Does this make him a bad critic? Not necessarily (though of course he hasn’t done a lot for my career). Maybe our tastes don’t match, maybe he’s not interested in my perspective, who knows? In the old days, a show lived or died on its NY TIMES review. Fortunately, with the decline of Old Media and the rise of the web, a lot has changed. AIDA went on to run five years on Broadway and become an international hit. GOLDEN CHILD was nominated for a Tony Award for Best Play, and won an Obie Award (the Off-Broadway equivalent). YELLOW FACE also won an Obie and was a Finalist for the Pulitzer Prize in Drama.
So, while we would’ve loved to have gotten raves from everyone, including the TIMES, success is still very possible. It’s just harder work. The next day, our producers met and reaffirmed their passion, faith, and determination to fight for our show. They’re working on a new TV spot, making new advertising plans, emphasizing the overwhelmingly good reviews we’ve received. I wrote in an earlier post that Broadway success ultimately depends on Word of Mouth. We believe our show has good Word of Mouth, which will build our audiences and make us a hit.

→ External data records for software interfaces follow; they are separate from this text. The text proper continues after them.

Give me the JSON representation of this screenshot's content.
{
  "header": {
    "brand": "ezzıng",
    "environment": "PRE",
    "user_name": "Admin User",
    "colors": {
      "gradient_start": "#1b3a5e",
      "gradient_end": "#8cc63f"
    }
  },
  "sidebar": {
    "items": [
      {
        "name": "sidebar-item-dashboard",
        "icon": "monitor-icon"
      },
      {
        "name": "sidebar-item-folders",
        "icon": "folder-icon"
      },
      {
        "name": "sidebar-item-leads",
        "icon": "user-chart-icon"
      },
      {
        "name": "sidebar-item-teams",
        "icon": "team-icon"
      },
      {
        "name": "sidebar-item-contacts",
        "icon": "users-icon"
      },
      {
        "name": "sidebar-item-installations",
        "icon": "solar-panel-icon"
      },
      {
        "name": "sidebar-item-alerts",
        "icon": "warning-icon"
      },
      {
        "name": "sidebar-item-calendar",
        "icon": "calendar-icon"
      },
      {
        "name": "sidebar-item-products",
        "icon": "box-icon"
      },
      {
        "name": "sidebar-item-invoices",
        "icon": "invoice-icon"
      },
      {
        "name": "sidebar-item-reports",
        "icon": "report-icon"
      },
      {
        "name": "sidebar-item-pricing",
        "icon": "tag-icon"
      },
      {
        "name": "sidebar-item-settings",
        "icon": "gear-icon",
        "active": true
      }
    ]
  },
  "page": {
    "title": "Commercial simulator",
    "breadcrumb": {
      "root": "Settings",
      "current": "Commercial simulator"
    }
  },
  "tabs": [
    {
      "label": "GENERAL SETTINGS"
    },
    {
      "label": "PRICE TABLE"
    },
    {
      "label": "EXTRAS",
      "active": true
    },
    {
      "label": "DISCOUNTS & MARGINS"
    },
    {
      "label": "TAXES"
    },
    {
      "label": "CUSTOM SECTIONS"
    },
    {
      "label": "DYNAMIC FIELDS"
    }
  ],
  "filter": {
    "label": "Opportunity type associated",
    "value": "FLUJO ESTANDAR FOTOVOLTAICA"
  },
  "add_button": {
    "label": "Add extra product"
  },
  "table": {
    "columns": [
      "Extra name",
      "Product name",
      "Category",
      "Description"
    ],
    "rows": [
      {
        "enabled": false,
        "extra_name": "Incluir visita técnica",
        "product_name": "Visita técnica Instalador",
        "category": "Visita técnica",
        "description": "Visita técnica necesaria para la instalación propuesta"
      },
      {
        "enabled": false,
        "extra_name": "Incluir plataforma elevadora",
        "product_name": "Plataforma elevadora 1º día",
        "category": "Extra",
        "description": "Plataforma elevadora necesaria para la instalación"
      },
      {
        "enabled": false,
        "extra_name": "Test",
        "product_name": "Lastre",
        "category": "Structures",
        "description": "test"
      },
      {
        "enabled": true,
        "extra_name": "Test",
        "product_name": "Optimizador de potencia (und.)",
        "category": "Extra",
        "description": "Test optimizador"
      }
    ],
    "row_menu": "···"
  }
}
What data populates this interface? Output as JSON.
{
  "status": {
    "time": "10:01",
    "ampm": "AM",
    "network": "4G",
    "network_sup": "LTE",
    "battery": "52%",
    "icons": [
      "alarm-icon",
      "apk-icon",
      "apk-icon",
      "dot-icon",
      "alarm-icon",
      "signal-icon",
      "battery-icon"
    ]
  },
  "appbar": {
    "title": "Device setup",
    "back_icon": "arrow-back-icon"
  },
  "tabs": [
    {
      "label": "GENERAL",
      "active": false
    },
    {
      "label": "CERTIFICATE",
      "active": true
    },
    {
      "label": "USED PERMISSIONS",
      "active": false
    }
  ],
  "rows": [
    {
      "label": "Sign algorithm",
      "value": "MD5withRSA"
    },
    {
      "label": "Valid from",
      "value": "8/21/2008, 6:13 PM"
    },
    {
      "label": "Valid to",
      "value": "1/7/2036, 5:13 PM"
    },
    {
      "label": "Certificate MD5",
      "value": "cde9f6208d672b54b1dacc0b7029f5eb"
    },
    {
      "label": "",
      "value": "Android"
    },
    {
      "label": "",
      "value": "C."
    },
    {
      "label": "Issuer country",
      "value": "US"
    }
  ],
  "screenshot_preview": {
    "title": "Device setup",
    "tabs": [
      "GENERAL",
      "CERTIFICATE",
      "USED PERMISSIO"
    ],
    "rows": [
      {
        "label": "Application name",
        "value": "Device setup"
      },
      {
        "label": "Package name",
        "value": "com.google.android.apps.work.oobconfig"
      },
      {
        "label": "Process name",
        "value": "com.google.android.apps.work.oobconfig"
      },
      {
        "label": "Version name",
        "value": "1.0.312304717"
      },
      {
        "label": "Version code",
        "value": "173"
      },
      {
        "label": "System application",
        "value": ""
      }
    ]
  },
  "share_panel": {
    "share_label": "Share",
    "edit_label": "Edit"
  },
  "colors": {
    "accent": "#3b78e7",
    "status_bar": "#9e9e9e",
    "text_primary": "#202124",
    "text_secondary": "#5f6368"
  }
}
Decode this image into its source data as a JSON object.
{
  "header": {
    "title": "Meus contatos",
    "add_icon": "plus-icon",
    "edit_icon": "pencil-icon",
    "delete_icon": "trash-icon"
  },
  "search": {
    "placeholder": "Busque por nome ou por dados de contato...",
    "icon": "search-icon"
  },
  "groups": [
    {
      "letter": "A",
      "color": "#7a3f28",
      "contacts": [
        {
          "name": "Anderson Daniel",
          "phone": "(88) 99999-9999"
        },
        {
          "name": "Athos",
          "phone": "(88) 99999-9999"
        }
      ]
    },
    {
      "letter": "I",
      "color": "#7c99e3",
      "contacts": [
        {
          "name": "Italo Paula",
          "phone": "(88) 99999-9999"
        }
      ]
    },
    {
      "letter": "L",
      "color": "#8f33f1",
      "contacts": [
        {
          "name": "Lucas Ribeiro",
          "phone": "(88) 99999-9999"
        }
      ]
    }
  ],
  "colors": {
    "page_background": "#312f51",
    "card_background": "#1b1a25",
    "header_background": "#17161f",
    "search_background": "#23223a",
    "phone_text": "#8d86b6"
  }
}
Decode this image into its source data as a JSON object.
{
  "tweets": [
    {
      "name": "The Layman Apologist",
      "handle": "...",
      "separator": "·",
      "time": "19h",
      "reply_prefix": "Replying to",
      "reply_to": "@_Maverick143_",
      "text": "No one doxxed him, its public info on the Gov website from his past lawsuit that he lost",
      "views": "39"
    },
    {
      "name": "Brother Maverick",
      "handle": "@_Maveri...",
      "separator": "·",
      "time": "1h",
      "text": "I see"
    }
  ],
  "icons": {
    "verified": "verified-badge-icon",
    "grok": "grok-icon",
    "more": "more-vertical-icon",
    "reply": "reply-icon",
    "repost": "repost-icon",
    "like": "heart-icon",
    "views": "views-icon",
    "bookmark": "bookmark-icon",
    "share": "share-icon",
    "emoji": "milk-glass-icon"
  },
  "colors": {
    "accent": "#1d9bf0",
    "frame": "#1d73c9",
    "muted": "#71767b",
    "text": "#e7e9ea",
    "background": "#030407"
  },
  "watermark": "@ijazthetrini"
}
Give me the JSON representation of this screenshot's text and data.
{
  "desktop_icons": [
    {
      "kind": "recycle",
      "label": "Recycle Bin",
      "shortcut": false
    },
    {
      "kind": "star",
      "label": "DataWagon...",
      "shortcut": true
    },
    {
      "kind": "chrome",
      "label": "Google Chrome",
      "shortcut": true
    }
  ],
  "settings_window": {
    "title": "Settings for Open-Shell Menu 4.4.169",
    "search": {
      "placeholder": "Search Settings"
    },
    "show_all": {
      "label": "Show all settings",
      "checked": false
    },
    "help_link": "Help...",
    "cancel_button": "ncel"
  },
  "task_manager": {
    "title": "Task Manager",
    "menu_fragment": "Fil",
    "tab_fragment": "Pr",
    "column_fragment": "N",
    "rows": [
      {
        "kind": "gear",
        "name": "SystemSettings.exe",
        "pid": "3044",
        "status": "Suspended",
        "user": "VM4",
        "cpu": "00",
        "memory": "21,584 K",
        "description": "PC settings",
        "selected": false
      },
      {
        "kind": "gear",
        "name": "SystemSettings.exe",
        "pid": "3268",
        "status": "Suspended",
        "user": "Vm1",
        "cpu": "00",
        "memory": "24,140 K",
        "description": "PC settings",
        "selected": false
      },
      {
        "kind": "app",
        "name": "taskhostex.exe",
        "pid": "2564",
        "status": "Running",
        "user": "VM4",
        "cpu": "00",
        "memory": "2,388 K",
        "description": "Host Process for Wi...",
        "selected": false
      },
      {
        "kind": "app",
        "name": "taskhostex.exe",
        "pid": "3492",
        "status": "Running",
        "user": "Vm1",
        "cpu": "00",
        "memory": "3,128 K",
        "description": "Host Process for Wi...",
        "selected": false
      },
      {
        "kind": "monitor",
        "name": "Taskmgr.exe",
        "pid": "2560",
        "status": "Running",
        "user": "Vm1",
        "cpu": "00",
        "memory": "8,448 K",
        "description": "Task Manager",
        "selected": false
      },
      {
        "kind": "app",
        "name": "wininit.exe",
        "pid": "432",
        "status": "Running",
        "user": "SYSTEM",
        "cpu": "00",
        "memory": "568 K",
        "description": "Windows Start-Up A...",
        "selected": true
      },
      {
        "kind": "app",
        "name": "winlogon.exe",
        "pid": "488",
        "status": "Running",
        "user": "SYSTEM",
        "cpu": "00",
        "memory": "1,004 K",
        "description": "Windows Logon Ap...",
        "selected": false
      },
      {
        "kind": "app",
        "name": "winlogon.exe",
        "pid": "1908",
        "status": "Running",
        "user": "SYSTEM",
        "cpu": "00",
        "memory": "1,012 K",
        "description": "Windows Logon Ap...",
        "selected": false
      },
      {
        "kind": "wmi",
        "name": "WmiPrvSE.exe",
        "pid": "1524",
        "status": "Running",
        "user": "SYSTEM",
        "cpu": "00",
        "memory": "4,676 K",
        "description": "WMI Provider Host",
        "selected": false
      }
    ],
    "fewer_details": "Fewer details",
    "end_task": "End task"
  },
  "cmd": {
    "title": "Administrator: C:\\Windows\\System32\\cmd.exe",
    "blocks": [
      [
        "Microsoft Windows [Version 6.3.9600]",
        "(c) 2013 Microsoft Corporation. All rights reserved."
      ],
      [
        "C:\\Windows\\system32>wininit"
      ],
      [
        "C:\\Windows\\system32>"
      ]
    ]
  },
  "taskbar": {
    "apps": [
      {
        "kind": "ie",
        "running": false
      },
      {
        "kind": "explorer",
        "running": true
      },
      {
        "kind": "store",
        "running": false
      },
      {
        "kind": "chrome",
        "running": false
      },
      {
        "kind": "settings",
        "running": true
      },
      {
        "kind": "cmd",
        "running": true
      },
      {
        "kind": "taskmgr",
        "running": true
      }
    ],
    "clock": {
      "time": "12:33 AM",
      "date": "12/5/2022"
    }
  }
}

We’re determined to prove that a comedy with a mostly-Asian cast, dealing with today’s relationship between East and West, partially in Mandarin, can succeed on Broadway. So I’m appealing to YOMYOMF readers too. If you feel inclined, help us spread the word. Follow our Twitter feed @ChinglishBway. Like us on Facebook. If you’re a New Yorker, or planning a visit to NYC, come see us at the Longacre Theatre. I’ll continue this CHINGLISH JOURNAL on a periodic basis, to let you know how we’re doing, whether or not we succeed in turning our show into a hit.
The race continues.